The introduction of Shared Parental Leave (SPL) and Pay is a new employment right designed to give working parents more flexibility in how they care for their child in the first year after the child’s birth. It will have a significant impact on all businesses and it is important to ensure you are equipped to handle this as soon as possible.
Shared Parental leave and pay is available to parents of babies due on or after 5th April 2015 and allows eligible women to shorten their maternity leave. Eligible parents share up to 50 weeks leave and 37 week pay. Similar rules apply to adoptive parents.
Employees who may be eligible for shared parental leave may want to know more about their rights and duties.
Here are a few handy tips on how you can prepare your business for shared parental leave:-
Inform employees of your Shared Parental Leave Policy. If you don’t have a policy in place yet, we recommend you consider putting one in place now, rather than leaving it until you need it. This will help you understand your duties and your employees to understand of their rights. It will also ensure you apply your policy consistently when responding to notifications.
Encourage early conversations with employees regarding leave intentions. The earlier you start the conversation the more beneficial it will be for you; both parties will be clear regarding the entitlement, what leave arrangements are being considered and how any leave will be accommodated.
- Make sure you are equipped to deal with notification requirements.
Employees will be required to comply with specific notice requirements, for example expectant mothers will have to give notice to curtail their maternity leave. Notifications will need to include particular information and you may want to consider drafting some forms such as a Notification Form for employees to help them comply with the legal requirements.
Employers often find it beneficial to have a meeting with the employee once they have received a notice to book SPL. Although it should be kept as informal as possible, an employer should inform their employee that they have the option to be accompanied by a fellow colleague, trade union representative or even a personal friend or a family member (we recommend you clarify who can be accompanied at these meetings within your policy)Whilst there is no legal requirement to do so, it can be reassuring to the employee and help encourage an open-minded discussion.
- Think about your response for multiple short periods of shared parental leave.
One of the biggest challenges employers may face is that employees are now able to book discontinuous periods of shared parental leave (e.g. three eight week blocks off work over the full 50 weeks allowance). Leave can only be taken using three separate notices to book leave (although an employer could decide to accept more, but once again we recommend that this is clearly set out in your policy.
In these circumstances, an employer may wish to consider the following before making any decisions:
- What impacts will the leave arrangements have on the business?

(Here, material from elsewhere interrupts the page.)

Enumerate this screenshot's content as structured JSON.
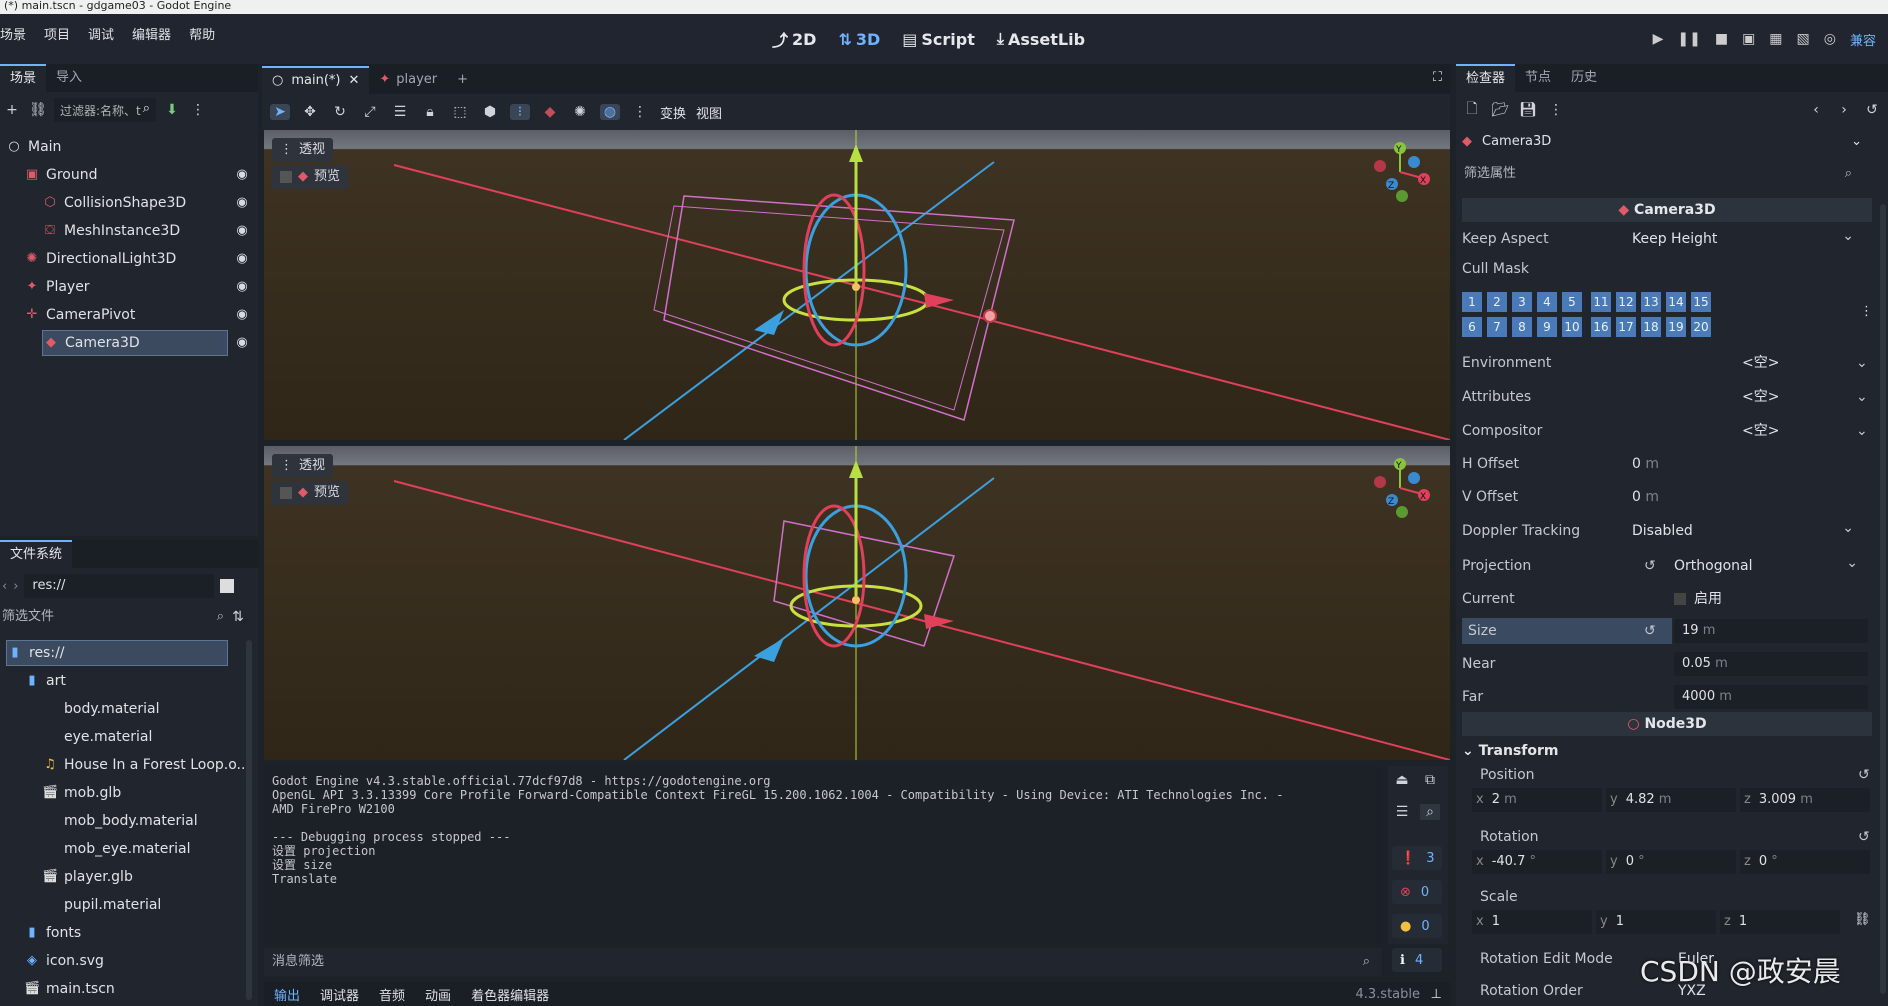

- Would any modification to the leave reduce the impact on the business and might the employee be agreeable to this?
- How will you provide cover for the employees work?
- Might other considerations help achieve a mutually beneficial agreement?
- Decide on approach to evidence the entitlement.
As an employer, you will be able to ask an employee to provide evidence of their entitlement to shared parental leave. This information may include details of the employer of the person with whom the employee wants to share the leave. Employers should decide what approach they will take to evidence requirements, for example:
- Will you accept what an employee has declared without requesting further evidence?
- Where employers intend to contact the other person’s employer, a template letter to that employer can make life much easier. We can help you draft such letters to ensure you are consistent with your requests.
- Responding to requests
Depending on the circumstances involved, there are four possible outcomes once an employer has received, considered and discussed a notice to book SPL:
- Unconditionally accept a leave notification: a continuous leave notification must be accepted. Where a discontinuous leave notification is accepted, an employer should confirm this, ideally in writing.
- Confirm an agreed modification to a leave notification: where both parties agree different discontinuous leave arrangements, once again this should be confirmed in writing confirming the agreed dates.
- Refuse a leave notification (discontinuous leave only): employers should always seek to arrange a meeting to discuss the request with the employee. If the notification remains unacceptable to an employer, they should provide the following information in writing:
- proposed alternative dates
- confirmation of the refusal and
- alternatives for the employee to consider
Requests for discontinuous shared parental leave must be properly considered by an employer, and a consistent approach should be taken to within the business so as to reduce the risk of grievances and or/litigation
- Fail to respond to a leave notification: whilst there is not statutory obligation to respond to any notification, we recommend employers provide a written response to all requests that are made.
For each of the above points, employers should put in place some standard template letters to help facilitate this process.
Shared Parental Leave is a complex change in law, if you haven’t done so already, we recommend you consider putting a policy and supporting documentation in place now, rather than leaving it until you need it. This will help you understand your duties and your employees to understand their rights. It will also ensure you apply your policy consistently when responding to notifications.
If you require any assistance dealing with Shared Parental Leave (SPL) and Pay, or any other matters relating to HR, then please contact Bal on
020 761 68824 or e-mail firstname.lastname@example.org.